[an error occurred while processing this directive]
BBC News
watch One-Minute World News
Languages
Last Updated: Tuesday, 15 August 2006, 16:24 GMT 17:24 UK
Heavy rain mars Ethiopia rescue
Flood damage
Homes were destroyed and cattle swept away in the floods
Bad weather is preventing helicopters from reaching thousands of villagers marooned by southern Ethiopian floods.

At least 125 people died when the Omo River burst its banks on Sunday. Residents spent Monday night outside as houses in villages were submerged.

Officials have sent five motorboats to help.

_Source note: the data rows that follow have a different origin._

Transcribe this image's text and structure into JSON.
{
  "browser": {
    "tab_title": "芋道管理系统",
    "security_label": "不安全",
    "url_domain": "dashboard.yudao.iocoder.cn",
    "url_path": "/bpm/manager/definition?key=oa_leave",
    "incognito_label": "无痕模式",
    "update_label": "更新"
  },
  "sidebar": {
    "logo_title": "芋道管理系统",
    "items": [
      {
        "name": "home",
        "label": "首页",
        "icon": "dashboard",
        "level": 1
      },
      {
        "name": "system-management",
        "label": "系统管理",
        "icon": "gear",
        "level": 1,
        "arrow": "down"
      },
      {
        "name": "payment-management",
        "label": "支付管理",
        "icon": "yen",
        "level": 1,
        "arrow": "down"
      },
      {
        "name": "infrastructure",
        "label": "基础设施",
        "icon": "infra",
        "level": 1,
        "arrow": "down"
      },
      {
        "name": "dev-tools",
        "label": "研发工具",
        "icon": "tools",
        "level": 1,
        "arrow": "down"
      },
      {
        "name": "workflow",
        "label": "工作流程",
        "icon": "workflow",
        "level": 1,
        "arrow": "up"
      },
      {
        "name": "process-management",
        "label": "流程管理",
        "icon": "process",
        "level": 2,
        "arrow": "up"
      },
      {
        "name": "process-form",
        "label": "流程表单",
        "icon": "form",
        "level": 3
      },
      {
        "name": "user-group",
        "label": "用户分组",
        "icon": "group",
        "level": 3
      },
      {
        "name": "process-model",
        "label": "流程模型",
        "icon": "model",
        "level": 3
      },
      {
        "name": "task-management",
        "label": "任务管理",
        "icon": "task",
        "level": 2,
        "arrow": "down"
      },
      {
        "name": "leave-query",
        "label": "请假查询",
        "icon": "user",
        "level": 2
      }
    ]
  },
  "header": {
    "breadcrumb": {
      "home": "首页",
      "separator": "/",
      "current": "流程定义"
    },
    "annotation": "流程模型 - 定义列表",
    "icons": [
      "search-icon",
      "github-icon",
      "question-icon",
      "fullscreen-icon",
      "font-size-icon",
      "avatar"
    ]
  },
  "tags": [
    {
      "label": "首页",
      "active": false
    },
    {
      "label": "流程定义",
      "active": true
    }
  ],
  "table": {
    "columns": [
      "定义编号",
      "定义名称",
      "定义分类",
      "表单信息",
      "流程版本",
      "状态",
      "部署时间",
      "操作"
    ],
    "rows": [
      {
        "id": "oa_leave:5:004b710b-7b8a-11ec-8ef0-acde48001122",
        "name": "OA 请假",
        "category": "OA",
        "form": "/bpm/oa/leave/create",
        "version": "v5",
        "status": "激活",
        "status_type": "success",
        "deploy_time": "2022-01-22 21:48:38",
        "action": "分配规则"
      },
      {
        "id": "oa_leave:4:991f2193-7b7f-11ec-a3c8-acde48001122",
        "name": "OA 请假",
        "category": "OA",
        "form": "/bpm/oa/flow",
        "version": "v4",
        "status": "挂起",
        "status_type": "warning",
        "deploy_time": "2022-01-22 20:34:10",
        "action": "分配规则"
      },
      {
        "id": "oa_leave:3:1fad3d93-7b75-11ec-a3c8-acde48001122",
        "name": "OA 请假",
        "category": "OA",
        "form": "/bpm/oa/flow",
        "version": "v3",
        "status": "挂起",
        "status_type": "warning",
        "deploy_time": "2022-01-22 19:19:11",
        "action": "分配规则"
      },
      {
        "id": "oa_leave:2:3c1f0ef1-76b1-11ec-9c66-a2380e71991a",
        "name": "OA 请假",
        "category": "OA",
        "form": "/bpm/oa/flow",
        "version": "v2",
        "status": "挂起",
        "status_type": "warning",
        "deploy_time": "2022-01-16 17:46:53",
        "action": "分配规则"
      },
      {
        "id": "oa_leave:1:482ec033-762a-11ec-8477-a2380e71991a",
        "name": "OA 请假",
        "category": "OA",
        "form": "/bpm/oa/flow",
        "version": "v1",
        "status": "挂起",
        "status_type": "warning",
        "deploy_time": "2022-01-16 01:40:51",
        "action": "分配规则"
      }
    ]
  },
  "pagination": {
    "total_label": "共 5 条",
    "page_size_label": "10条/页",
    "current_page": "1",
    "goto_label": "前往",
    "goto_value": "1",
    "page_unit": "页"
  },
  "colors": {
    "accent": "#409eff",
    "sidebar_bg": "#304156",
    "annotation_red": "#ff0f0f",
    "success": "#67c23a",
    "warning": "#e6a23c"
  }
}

A week ago, floods caused more than 250 deaths in eastern Ethiopia.

Flooding often hits low-lying parts of Ethiopia between June and September, when heavy showers fall on dry regions.

"As the weather is too difficult for helicopters, we were unable to fly," local police commissioner Tsegay Muluneh told AFP news agency.

Map

"We have dispatched more boats from the area and from the federal government with more personnel, medical teams, swimmers, divers and emergency food," he said.

Local officials from the United Nations World Food Programme say about 14 villages are affected, with a total population of 6,000 people.

It is mostly women, children and the elderly who are still trapped, surrounded by flood waters, WFP told BBC News.

"In one village alone, I was told that 25 people and many animals had been washed away. Time is of the essence. Stranded people have to be rescued, and rescued quickly from the flood waters," said WFP's Nega Ambago, who visited the area by boat.

Over the past two years flooding has afflicted several areas of eastern and southern Ethiopia, killing hundreds and displacing hundreds of thousands.

The flooding of the river and tributaries, which flow into Lake Turkana on Ethiopia's border with Kenya, also destroyed many homes and swept away hundreds of livestock.

Warnings

Weather forecasters say heavier than usual rains are expected in the coming weeks across much of Ethiopia.

Ethiopian farmers plant seeds amid a drought
Many small farmers in Ethiopia face both floods and drought

Officials have issued a fresh warning for people living near the Awash River, which is some 300 km (190 miles) east of Addis Ababa, and which flooded earlier this month.

The authorities in Dire Dawa in the east have banned the rebuilding of settlements on the river banks and declared the areas a disaster zone.

There are 256 confirmed deaths from last week's flooding, but some 250 people are still missing and 10,000 were displaced.

WFP is distributing relief supplies there.

"The extensive flooding was a cruel blow for already vulnerable people, many of whom have now lost everything, including their families," WFP's acting country representative Ebenezer Ngowi said in a statement.

Are you in the affected region? Send us your comments using the form below.

You can send stills or mobile phone video to yourpics@bbc.co.uk or +44 (0)7725 100 100. At no time should you endanger yourself or others, take any unnecessary risks or infringe any laws.

Name:
Email address:
Town and Country:
Phone number (optional):
Comments:

The BBC may edit your comments and cannot guarantee that all emails will be published.




SEE ALSO
Hundreds lost in Ethiopia flood
07 Aug 06 |  Africa

RELATED BBC LINKS

RELATED INTERNET LINKS
The BBC is not responsible for the content of external internet sites



FEATURES, VIEWS, ANALYSIS
Has China's housing bubble burst?
How the world's oldest clove tree defied an empire
Why Royal Ballet principal Sergei Polunin quit

PRODUCTS & SERVICES

Americas Africa Europe Middle East South Asia Asia Pacific